In the records below, pick out all lines containing the word "merece".

Items from an interface collection
# # # # # # #

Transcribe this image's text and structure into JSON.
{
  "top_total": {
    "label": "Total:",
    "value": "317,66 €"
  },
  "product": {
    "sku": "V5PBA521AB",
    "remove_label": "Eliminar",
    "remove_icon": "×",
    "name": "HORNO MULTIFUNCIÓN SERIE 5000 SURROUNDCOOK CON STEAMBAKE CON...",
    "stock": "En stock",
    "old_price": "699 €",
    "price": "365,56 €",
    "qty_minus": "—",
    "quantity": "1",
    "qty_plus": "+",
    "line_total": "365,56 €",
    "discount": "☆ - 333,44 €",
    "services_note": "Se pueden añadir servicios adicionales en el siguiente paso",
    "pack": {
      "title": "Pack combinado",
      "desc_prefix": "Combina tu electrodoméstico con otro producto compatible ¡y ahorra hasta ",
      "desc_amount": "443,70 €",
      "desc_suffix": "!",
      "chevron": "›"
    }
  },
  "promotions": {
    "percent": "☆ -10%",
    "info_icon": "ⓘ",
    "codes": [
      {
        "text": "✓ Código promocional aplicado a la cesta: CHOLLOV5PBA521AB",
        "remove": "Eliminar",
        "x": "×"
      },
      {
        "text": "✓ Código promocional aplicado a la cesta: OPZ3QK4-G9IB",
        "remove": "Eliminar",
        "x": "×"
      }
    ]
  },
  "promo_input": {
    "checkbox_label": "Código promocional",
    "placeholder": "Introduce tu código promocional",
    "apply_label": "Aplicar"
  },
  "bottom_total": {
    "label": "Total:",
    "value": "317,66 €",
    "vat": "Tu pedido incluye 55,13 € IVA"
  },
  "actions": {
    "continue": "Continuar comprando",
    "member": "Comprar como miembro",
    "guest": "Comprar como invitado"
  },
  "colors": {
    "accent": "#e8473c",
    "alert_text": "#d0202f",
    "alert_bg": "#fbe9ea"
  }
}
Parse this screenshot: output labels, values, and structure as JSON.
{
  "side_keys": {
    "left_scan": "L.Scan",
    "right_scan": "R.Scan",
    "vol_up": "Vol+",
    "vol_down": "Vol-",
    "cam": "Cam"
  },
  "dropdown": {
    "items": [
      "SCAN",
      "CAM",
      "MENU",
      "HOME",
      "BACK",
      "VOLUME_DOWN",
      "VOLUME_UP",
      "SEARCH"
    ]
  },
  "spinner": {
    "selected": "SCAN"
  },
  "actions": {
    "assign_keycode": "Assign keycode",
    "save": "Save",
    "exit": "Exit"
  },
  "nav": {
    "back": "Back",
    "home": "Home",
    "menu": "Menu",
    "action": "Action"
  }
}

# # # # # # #

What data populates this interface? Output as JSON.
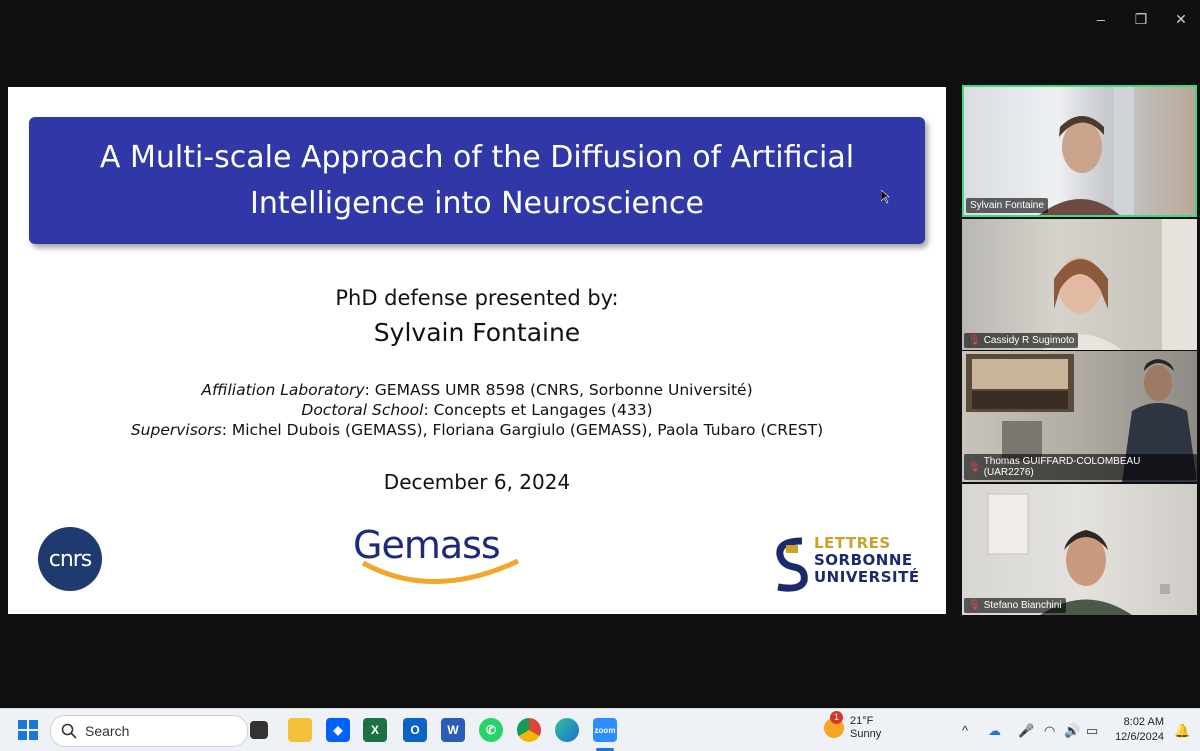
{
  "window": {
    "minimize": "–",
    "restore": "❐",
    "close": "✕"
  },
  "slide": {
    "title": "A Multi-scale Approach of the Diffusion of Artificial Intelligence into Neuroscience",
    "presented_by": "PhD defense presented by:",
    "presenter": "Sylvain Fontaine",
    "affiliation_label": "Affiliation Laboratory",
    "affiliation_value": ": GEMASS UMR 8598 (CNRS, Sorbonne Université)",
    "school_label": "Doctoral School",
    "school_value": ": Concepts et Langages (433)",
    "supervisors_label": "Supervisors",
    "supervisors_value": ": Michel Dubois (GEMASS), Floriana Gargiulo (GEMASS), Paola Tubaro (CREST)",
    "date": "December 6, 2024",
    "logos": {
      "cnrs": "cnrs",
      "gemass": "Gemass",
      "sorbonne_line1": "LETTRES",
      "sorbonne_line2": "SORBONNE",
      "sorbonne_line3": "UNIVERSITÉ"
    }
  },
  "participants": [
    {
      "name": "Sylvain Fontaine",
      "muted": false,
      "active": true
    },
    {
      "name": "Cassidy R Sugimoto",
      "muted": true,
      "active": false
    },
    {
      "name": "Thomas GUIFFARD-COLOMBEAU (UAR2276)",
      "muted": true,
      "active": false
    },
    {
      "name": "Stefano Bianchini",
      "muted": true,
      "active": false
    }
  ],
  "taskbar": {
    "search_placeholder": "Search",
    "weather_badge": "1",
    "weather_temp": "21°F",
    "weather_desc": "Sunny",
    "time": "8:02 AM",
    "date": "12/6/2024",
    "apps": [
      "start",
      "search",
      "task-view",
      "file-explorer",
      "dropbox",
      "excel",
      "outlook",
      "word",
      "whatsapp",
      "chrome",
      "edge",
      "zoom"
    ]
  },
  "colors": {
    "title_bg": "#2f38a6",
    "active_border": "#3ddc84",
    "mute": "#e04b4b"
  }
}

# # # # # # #

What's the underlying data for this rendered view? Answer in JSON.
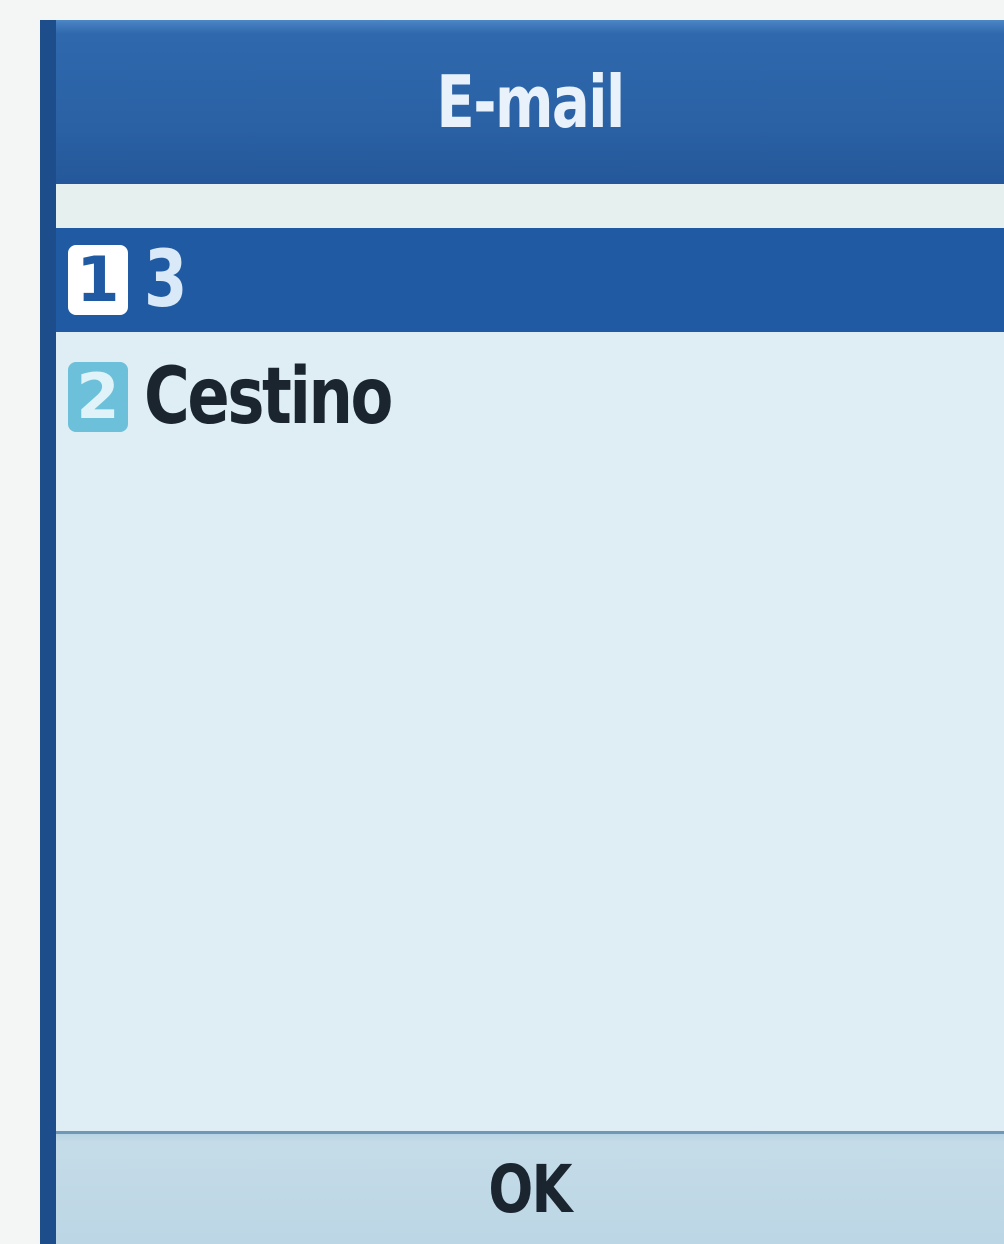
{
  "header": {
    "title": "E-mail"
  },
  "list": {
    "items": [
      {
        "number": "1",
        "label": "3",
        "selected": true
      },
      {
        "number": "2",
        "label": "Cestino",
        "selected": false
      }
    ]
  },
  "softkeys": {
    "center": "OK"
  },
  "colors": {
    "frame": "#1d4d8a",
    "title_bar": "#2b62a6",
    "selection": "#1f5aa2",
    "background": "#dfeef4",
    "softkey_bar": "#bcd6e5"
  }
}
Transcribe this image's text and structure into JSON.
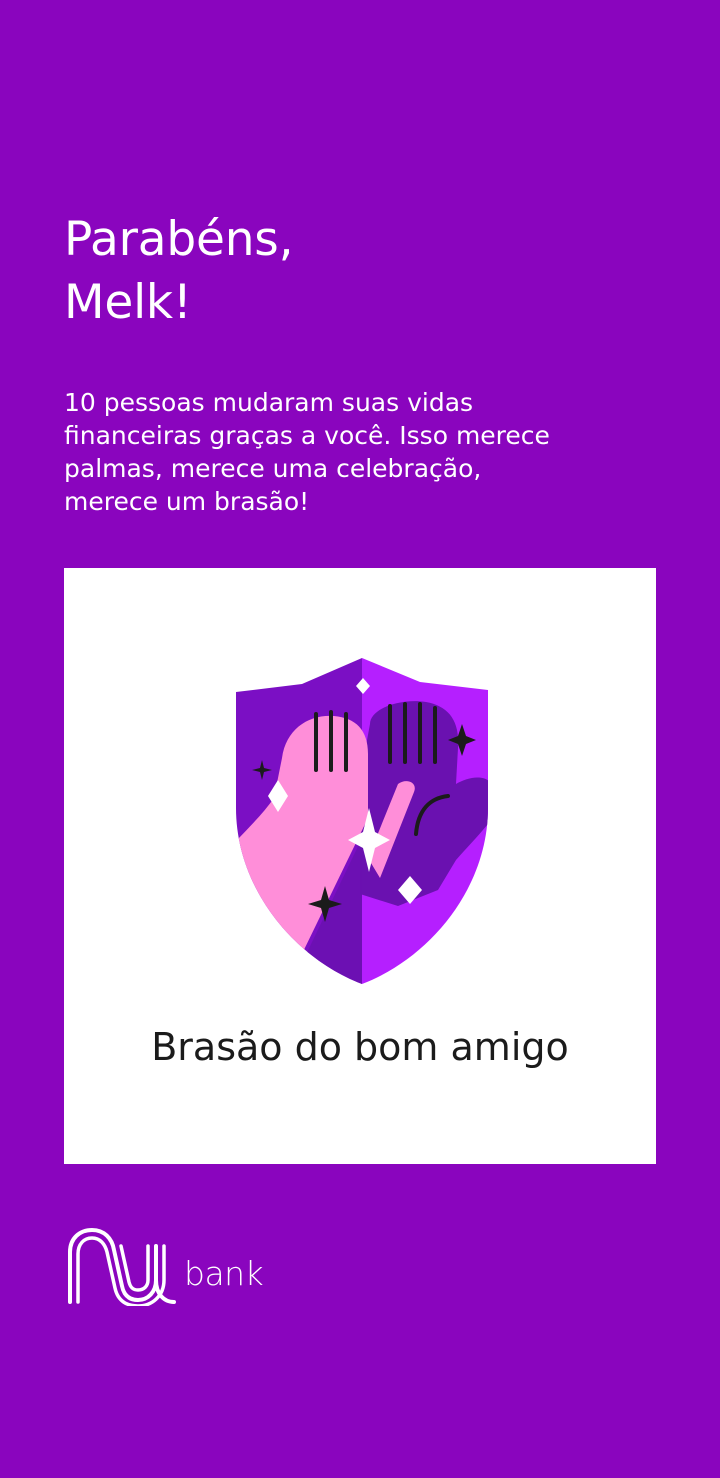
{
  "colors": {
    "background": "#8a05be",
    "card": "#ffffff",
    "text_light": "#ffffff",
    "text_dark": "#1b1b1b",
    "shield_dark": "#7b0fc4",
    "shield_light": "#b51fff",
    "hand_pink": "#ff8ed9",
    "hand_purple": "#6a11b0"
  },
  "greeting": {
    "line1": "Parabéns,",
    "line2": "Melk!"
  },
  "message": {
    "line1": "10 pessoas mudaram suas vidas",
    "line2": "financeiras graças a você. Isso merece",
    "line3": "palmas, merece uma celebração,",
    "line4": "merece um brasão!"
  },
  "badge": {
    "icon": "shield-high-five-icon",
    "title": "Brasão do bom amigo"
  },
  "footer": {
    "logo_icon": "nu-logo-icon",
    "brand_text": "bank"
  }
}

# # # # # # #

OUTPUT FOR THIS TASK ▸
    "line2": "financeiras graças a você. Isso merece",
    "line3": "palmas, merece uma celebração,",
    "line4": "merece um brasão!"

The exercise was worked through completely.